First, let’s add lrr to the access list. We begin by clicking Add on the window on the left. When we do, we get the window on the right. We scroll down to the user we want to add – lrr– and then click Add and then OK.
If we want all files in this folder to have the same permissions, we need to adjust its ACLs as we did above. After a while, the process may become unwieldy. Perhaps we’d even forget to adjust ACLs for some files. The confidentiality of these files might be compromised because some of the files may not be appropriately secured.
Fortunately, there is a better way to adjust all files and subfolders in a folder, including those yet to be created, so that they inherit the permissions from a parent folder. We’ll set this up next.

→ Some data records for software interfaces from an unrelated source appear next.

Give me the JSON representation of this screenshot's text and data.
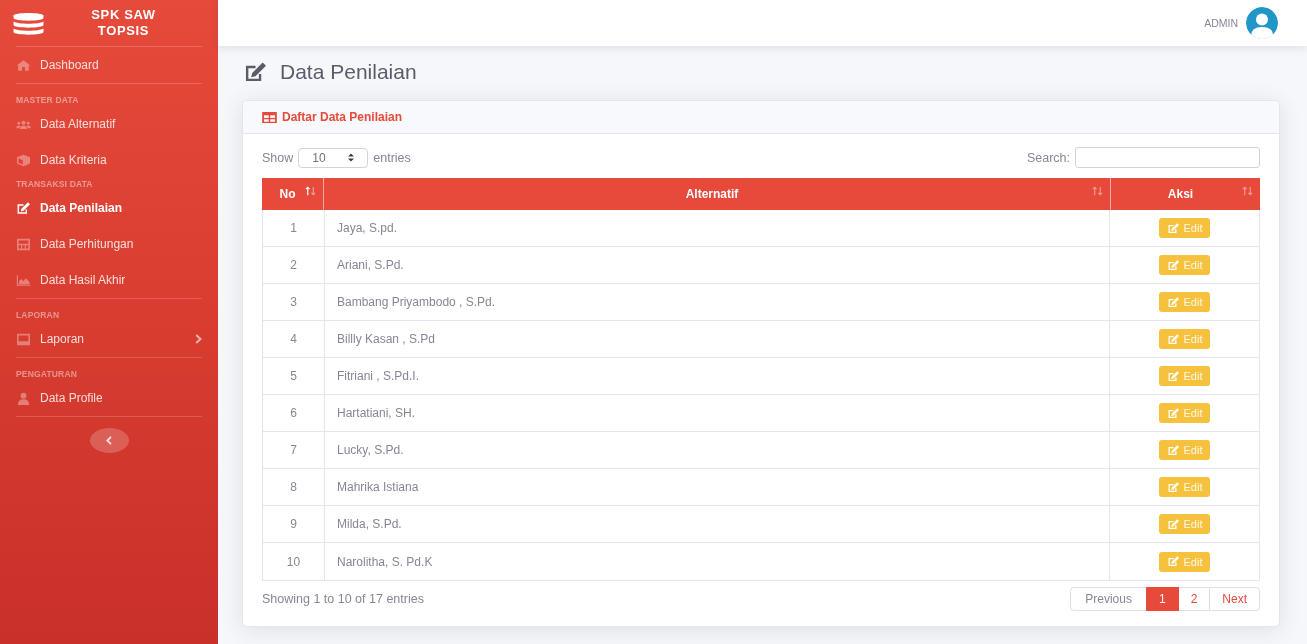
{
  "sidebar": {
    "brand": {
      "lines": [
        "SPK SAW",
        "TOPSIS"
      ]
    },
    "sections": [
      {
        "divider": true,
        "items": [
          {
            "kind": "link",
            "label": "Dashboard",
            "selected": false
          }
        ]
      },
      {
        "divider": true,
        "heading": "MASTER DATA",
        "items": [
          {
            "kind": "link",
            "label": "Data Alternatif",
            "selected": false
          },
          {
            "kind": "link",
            "label": "Data Kriteria",
            "selected": false
          }
        ]
      },
      {
        "divider": false,
        "heading": "TRANSAKSI DATA",
        "items": [
          {
            "kind": "link",
            "label": "Data Penilaian",
            "selected": true
          },
          {
            "kind": "link",
            "label": "Data Perhitungan",
            "selected": false
          },
          {
            "kind": "link",
            "label": "Data Hasil Akhir",
            "selected": false
          }
        ]
      },
      {
        "divider": true,
        "heading": "LAPORAN",
        "items": [
          {
            "kind": "submenu",
            "label": "Laporan",
            "selected": false
          }
        ]
      },
      {
        "divider": true,
        "heading": "PENGATURAN",
        "items": [
          {
            "kind": "link",
            "label": "Data Profile",
            "selected": false
          }
        ]
      }
    ]
  },
  "topbar": {
    "user": "ADMIN"
  },
  "page": {
    "title": "Data Penilaian"
  },
  "card": {
    "title": "Daftar Data Penilaian",
    "length_menu": {
      "label": "Show",
      "value": "10",
      "suffix": "entries"
    },
    "search": {
      "label": "Search:"
    },
    "table": {
      "columns": [
        {
          "label": "No",
          "sorted": true
        },
        {
          "label": "Alternatif",
          "sorted": false
        },
        {
          "label": "Aksi",
          "sorted": false
        }
      ],
      "rows": [
        {
          "no": "1",
          "alternatif": "Jaya, S.pd.",
          "action": "Edit"
        },
        {
          "no": "2",
          "alternatif": "Ariani, S.Pd.",
          "action": "Edit"
        },
        {
          "no": "3",
          "alternatif": "Bambang Priyambodo , S.Pd.",
          "action": "Edit"
        },
        {
          "no": "4",
          "alternatif": "Billly Kasan , S.Pd",
          "action": "Edit"
        },
        {
          "no": "5",
          "alternatif": "Fitriani , S.Pd.I.",
          "action": "Edit"
        },
        {
          "no": "6",
          "alternatif": "Hartatiani, SH.",
          "action": "Edit"
        },
        {
          "no": "7",
          "alternatif": "Lucky, S.Pd.",
          "action": "Edit"
        },
        {
          "no": "8",
          "alternatif": "Mahrika Istiana",
          "action": "Edit"
        },
        {
          "no": "9",
          "alternatif": "Milda, S.Pd.",
          "action": "Edit"
        },
        {
          "no": "10",
          "alternatif": "Narolitha, S. Pd.K",
          "action": "Edit"
        }
      ]
    },
    "info": "Showing 1 to 10 of 17 entries",
    "pagination": [
      {
        "label": "Previous",
        "selected": false,
        "disabled": true
      },
      {
        "label": "1",
        "selected": true,
        "disabled": false
      },
      {
        "label": "2",
        "selected": false,
        "disabled": false
      },
      {
        "label": "Next",
        "selected": false,
        "disabled": false
      }
    ]
  }
}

To verify that we’ve done what we think we’ve done, let’s create a new folder in Home Computer Users using Windows Explorer. We’ll name it Test Folder. Once created, we’ll check its permissions by right clicking it, selecting Properties, and then the Security tab.
If your home computer supports ACLs, Windows NT, Windows 2000, or Windows XP for example, then you can guard files and folders by adjusting those ACLs to satisfy the needs of the users who need access to them. Use the watchful tests described in Task 9 - Install and Use a File Encryption Program and Access Controls to set those ACLs as needed.
Certain commercial products are described in this document as examples only. Inclusion or exclusion of any product does not imply endorsement or non-endorsement by Carnegie Mellon University, the Software Engineering Institute, the General Services Agency (GSA), or any agency of the U.S. Government. Inclusion of a product name does not imply that the product is the best or only product suitable for the specified purpose.
Copyright 2002 Carnegie Mellon University